**Aim of the exercise**
Reproduce the listing below exactly, minus its pictures.

**Task material**

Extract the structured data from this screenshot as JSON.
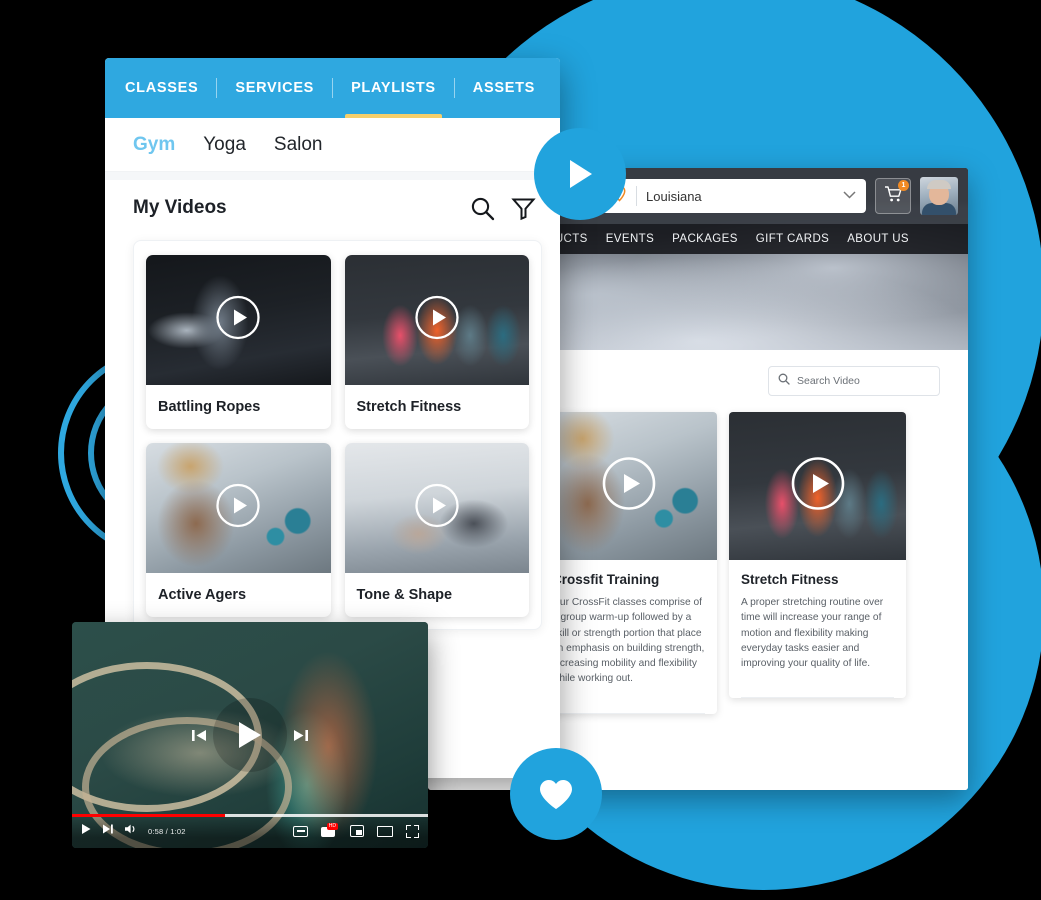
{
  "app": {
    "topnav": [
      {
        "label": "CLASSES",
        "active": false
      },
      {
        "label": "SERVICES",
        "active": false
      },
      {
        "label": "PLAYLISTS",
        "active": true
      },
      {
        "label": "ASSETS",
        "active": false
      }
    ],
    "subnav": [
      {
        "label": "Gym",
        "active": true
      },
      {
        "label": "Yoga",
        "active": false
      },
      {
        "label": "Salon",
        "active": false
      }
    ],
    "header": {
      "title": "My Videos",
      "search_icon": "search-icon",
      "filter_icon": "filter-icon"
    },
    "videos": [
      {
        "title": "Battling Ropes",
        "play_icon": "play-icon",
        "art": "art-ropes"
      },
      {
        "title": "Stretch Fitness",
        "play_icon": "play-icon",
        "art": "art-stretch"
      },
      {
        "title": "Active Agers",
        "play_icon": "play-icon",
        "art": "art-kettlebell"
      },
      {
        "title": "Tone & Shape",
        "play_icon": "play-icon",
        "art": "art-tone"
      }
    ]
  },
  "browser": {
    "location": {
      "pin_icon": "location-pin-icon",
      "value": "Louisiana",
      "chevron_icon": "chevron-down-icon"
    },
    "cart": {
      "icon": "shopping-cart-icon",
      "badge": "1"
    },
    "avatar": "user-avatar",
    "nav": [
      "PRODUCTS",
      "EVENTS",
      "PACKAGES",
      "GIFT CARDS",
      "ABOUT US"
    ],
    "search": {
      "icon": "search-icon",
      "placeholder": "Search Video"
    },
    "cards": [
      {
        "title": "Crossfit Training",
        "description": "Our CrossFit classes comprise of a group warm-up followed by a skill or strength portion that place an emphasis on building strength, increasing mobility and flexibility while working out.",
        "play_icon": "play-icon",
        "art": "art-kettlebell"
      },
      {
        "title": "Stretch Fitness",
        "description": "A proper stretching routine over time will increase your range of motion and flexibility making everyday tasks easier and improving your quality of life.",
        "play_icon": "play-icon",
        "art": "art-stretch"
      }
    ]
  },
  "player": {
    "prev_icon": "previous-track-icon",
    "play_icon": "play-icon",
    "next_icon": "next-track-icon",
    "bar": {
      "play_icon": "play-icon",
      "next_icon": "next-track-icon",
      "volume_icon": "volume-icon",
      "time": "0:58 / 1:02",
      "captions_icon": "captions-icon",
      "youtube_icon": "youtube-icon",
      "miniplayer_icon": "miniplayer-icon",
      "theater_icon": "theater-mode-icon",
      "fullscreen_icon": "fullscreen-icon"
    }
  },
  "decor": {
    "play_badge_icon": "play-icon",
    "heart_badge_icon": "heart-icon",
    "accent_blue": "#2fa8e0",
    "accent_yellow": "#f6cf6a",
    "accent_orange": "#f08a24"
  }
}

**Result of the task**
Extract the structured data from this screenshot as JSON.
{
  "app": {
    "topnav": [
      {
        "label": "CLASSES",
        "active": false
      },
      {
        "label": "SERVICES",
        "active": false
      },
      {
        "label": "PLAYLISTS",
        "active": true
      },
      {
        "label": "ASSETS",
        "active": false
      }
    ],
    "subnav": [
      {
        "label": "Gym",
        "active": true
      },
      {
        "label": "Yoga",
        "active": false
      },
      {
        "label": "Salon",
        "active": false
      }
    ],
    "header": {
      "title": "My Videos",
      "search_icon": "search-icon",
      "filter_icon": "filter-icon"
    },
    "videos": [
      {
        "title": "Battling Ropes",
        "play_icon": "play-icon",
        "art": "art-ropes"
      },
      {
        "title": "Stretch Fitness",
        "play_icon": "play-icon",
        "art": "art-stretch"
      },
      {
        "title": "Active Agers",
        "play_icon": "play-icon",
        "art": "art-kettlebell"
      },
      {
        "title": "Tone & Shape",
        "play_icon": "play-icon",
        "art": "art-tone"
      }
    ]
  },
  "browser": {
    "location": {
      "pin_icon": "location-pin-icon",
      "value": "Louisiana",
      "chevron_icon": "chevron-down-icon"
    },
    "cart": {
      "icon": "shopping-cart-icon",
      "badge": "1"
    },
    "avatar": "user-avatar",
    "nav": [
      "PRODUCTS",
      "EVENTS",
      "PACKAGES",
      "GIFT CARDS",
      "ABOUT US"
    ],
    "search": {
      "icon": "search-icon",
      "placeholder": "Search Video"
    },
    "cards": [
      {
        "title": "Crossfit Training",
        "description": "Our CrossFit classes comprise of a group warm-up followed by a skill or strength portion that place an emphasis on building strength, increasing mobility and flexibility while working out.",
        "play_icon": "play-icon",
        "art": "art-kettlebell"
      },
      {
        "title": "Stretch Fitness",
        "description": "A proper stretching routine over time will increase your range of motion and flexibility making everyday tasks easier and improving your quality of life.",
        "play_icon": "play-icon",
        "art": "art-stretch"
      }
    ]
  },
  "player": {
    "prev_icon": "previous-track-icon",
    "play_icon": "play-icon",
    "next_icon": "next-track-icon",
    "bar": {
      "play_icon": "play-icon",
      "next_icon": "next-track-icon",
      "volume_icon": "volume-icon",
      "time": "0:58 / 1:02",
      "captions_icon": "captions-icon",
      "youtube_icon": "youtube-icon",
      "miniplayer_icon": "miniplayer-icon",
      "theater_icon": "theater-mode-icon",
      "fullscreen_icon": "fullscreen-icon"
    }
  },
  "decor": {
    "play_badge_icon": "play-icon",
    "heart_badge_icon": "heart-icon",
    "accent_blue": "#2fa8e0",
    "accent_yellow": "#f6cf6a",
    "accent_orange": "#f08a24"
  }
}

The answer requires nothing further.